x Abu Dhabi, UAEFriday 28 July 2017

Scotland pay for lack of discipline against Wales in Six Nations

The two sides were tied at half-time, but in the second half yellow cards gave the home side the chance and they took advantage.

Wales' Dan Lydiate, left, holds off the tackle of Scotland's Sean Lamont.
Wales' Dan Lydiate, left, holds off the tackle of Scotland's Sean Lamont.

Dan Lydiate, the Welsh flanker, accepted his side were the beneficiaries of Scotland's indiscipline as they recorded a 27-13 Six Nations win at the Millennium Stadium.

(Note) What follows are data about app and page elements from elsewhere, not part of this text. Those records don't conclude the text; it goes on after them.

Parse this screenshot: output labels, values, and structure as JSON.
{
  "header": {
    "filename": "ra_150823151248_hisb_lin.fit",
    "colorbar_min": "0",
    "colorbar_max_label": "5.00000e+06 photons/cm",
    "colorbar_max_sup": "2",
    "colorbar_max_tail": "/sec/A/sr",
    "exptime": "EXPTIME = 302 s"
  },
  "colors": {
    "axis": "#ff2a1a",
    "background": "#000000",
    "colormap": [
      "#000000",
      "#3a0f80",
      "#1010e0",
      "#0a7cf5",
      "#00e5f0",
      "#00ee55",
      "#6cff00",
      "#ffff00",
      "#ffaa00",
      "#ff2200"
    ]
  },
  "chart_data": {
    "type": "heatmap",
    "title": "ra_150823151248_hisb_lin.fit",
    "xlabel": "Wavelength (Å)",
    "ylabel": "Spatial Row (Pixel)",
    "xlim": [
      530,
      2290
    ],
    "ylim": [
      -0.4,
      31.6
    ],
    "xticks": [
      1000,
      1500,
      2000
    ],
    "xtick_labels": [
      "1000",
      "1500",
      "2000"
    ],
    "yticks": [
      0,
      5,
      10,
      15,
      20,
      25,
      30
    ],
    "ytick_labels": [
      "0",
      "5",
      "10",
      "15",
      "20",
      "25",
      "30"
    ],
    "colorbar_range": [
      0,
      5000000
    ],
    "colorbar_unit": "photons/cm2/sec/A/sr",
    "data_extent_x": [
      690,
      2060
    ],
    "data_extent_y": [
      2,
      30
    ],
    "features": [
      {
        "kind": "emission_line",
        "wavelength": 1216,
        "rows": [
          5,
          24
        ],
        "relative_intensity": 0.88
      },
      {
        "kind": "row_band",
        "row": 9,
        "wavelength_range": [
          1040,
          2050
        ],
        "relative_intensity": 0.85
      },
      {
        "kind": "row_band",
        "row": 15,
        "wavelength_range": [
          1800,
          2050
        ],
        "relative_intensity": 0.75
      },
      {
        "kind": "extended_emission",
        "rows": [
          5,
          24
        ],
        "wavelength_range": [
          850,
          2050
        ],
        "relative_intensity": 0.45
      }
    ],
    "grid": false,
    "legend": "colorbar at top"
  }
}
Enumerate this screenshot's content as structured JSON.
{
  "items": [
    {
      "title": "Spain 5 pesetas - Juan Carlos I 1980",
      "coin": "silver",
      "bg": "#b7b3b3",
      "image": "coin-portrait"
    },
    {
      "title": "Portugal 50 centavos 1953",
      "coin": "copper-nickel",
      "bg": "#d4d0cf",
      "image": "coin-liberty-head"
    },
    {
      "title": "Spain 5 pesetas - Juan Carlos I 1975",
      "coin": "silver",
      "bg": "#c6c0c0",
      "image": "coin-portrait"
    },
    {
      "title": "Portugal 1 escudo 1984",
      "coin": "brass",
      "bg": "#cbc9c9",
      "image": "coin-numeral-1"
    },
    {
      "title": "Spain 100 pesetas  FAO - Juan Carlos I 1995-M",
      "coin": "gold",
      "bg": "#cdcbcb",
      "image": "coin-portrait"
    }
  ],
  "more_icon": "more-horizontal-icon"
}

Leigh Halfpenny scored 22 points with two tries, three conversions and two penalties, and Alex Cuthbert scored his first international try as Wales made it two wins from two to start the tournament.

Halfpenny's first try arrived with Scotland's Nick De Luca in the sin bin for hauling down Jonathan Davies without the ball, and his second - along with a penalty - after Rory Lamont had also been yellow carded.

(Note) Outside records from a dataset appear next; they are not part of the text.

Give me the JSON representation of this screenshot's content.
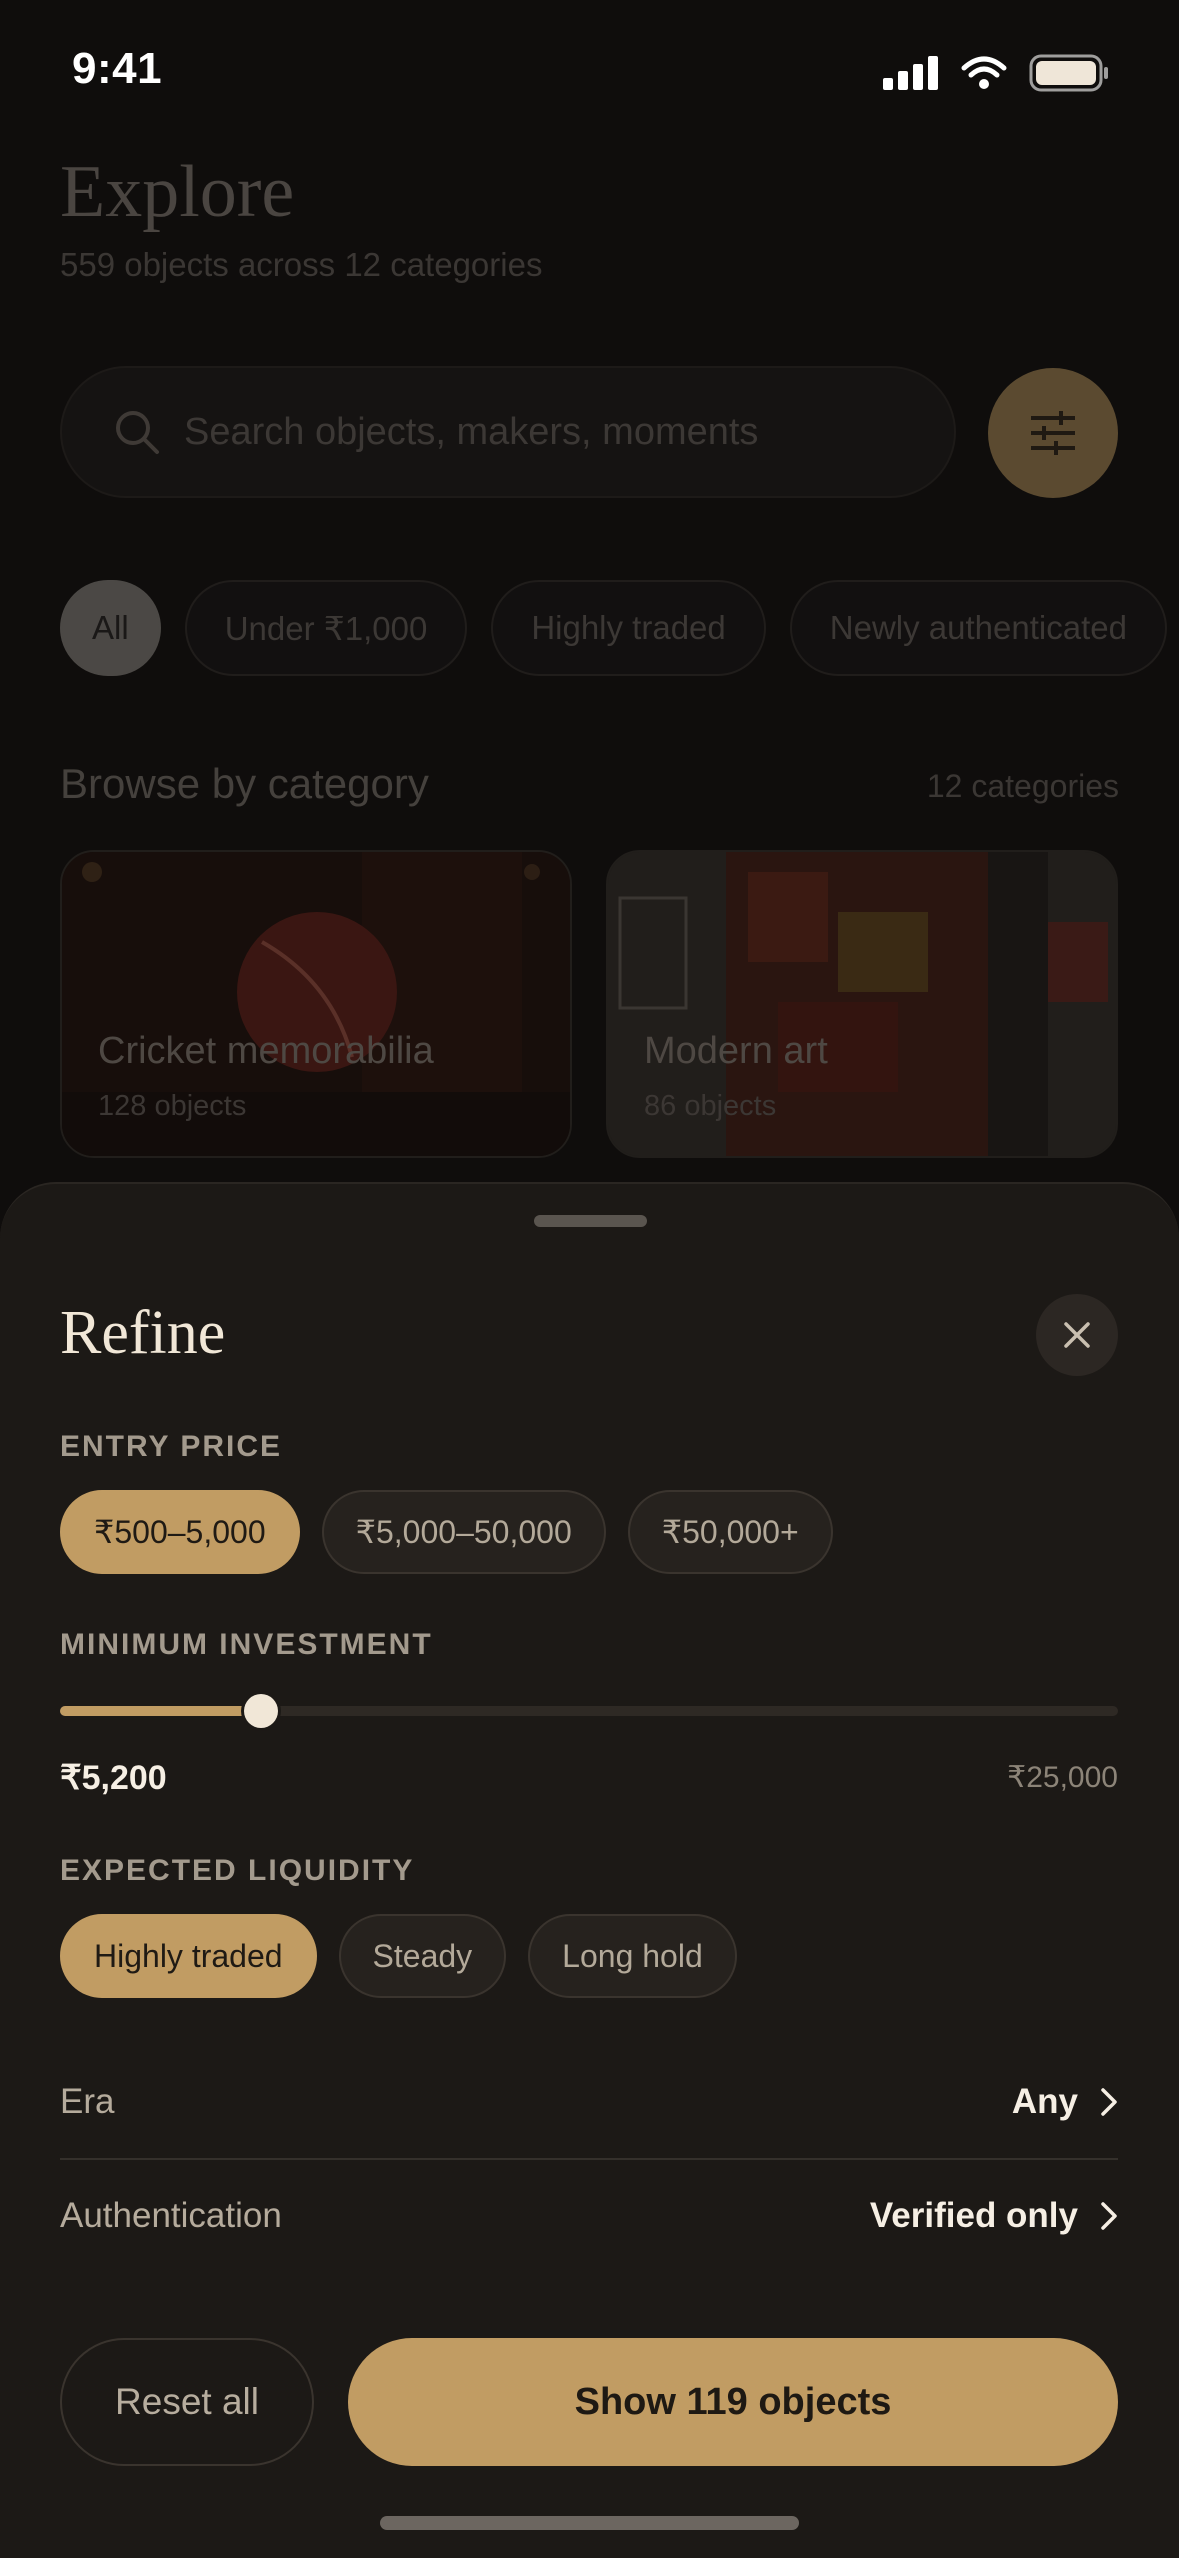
{
  "status": {
    "time": "9:41"
  },
  "explore": {
    "title": "Explore",
    "subtitle": "559 objects across 12 categories",
    "search_placeholder": "Search objects, makers, moments",
    "chips": [
      "All",
      "Under ₹1,000",
      "Highly traded",
      "Newly authenticated"
    ],
    "active_chip": "All",
    "browse_title": "Browse by category",
    "browse_count": "12 categories",
    "categories": [
      {
        "name": "Cricket memorabilia",
        "count": "128 objects"
      },
      {
        "name": "Modern art",
        "count": "86 objects"
      }
    ]
  },
  "refine": {
    "title": "Refine",
    "entry_price": {
      "label": "ENTRY PRICE",
      "options": [
        "₹500–5,000",
        "₹5,000–50,000",
        "₹50,000+"
      ],
      "selected": "₹500–5,000"
    },
    "min_investment": {
      "label": "MINIMUM INVESTMENT",
      "value": "₹5,200",
      "max": "₹25,000",
      "fill_fraction": 0.19
    },
    "liquidity": {
      "label": "EXPECTED LIQUIDITY",
      "options": [
        "Highly traded",
        "Steady",
        "Long hold"
      ],
      "selected": "Highly traded"
    },
    "era": {
      "label": "Era",
      "value": "Any"
    },
    "authentication": {
      "label": "Authentication",
      "value": "Verified only"
    },
    "reset_label": "Reset all",
    "show_label": "Show 119 objects"
  },
  "colors": {
    "accent": "#c19c63",
    "sheet": "#1c1916",
    "background": "#0f0d0c"
  }
}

And man-of-the-match Lydiate, a key figure in a fine display by the Welsh pack, said: "Yellow cards are always crucial, you've got to be squeaky-clean in this day and age and everybody's got to work on their discipline."

Greig Laidlaw's try cut the deficit - he also kicked the conversion and two penalties - after Scotland debutant Stuart Hogg was denied a score when he was adjudged to have knocked on, and Wales had to hang on a man short in the closing moments after Gethin Jenkins was also sin-binned.

Andy Robinson, the Scotland coach, said his side had been punished for failing to take their chances.

"I'm proud of the way we went out and played the game," the former England flanker and coach said. "We had opportunities to score before half time and didn't and after half time we missed the restart and Wales took their opportunities," he added.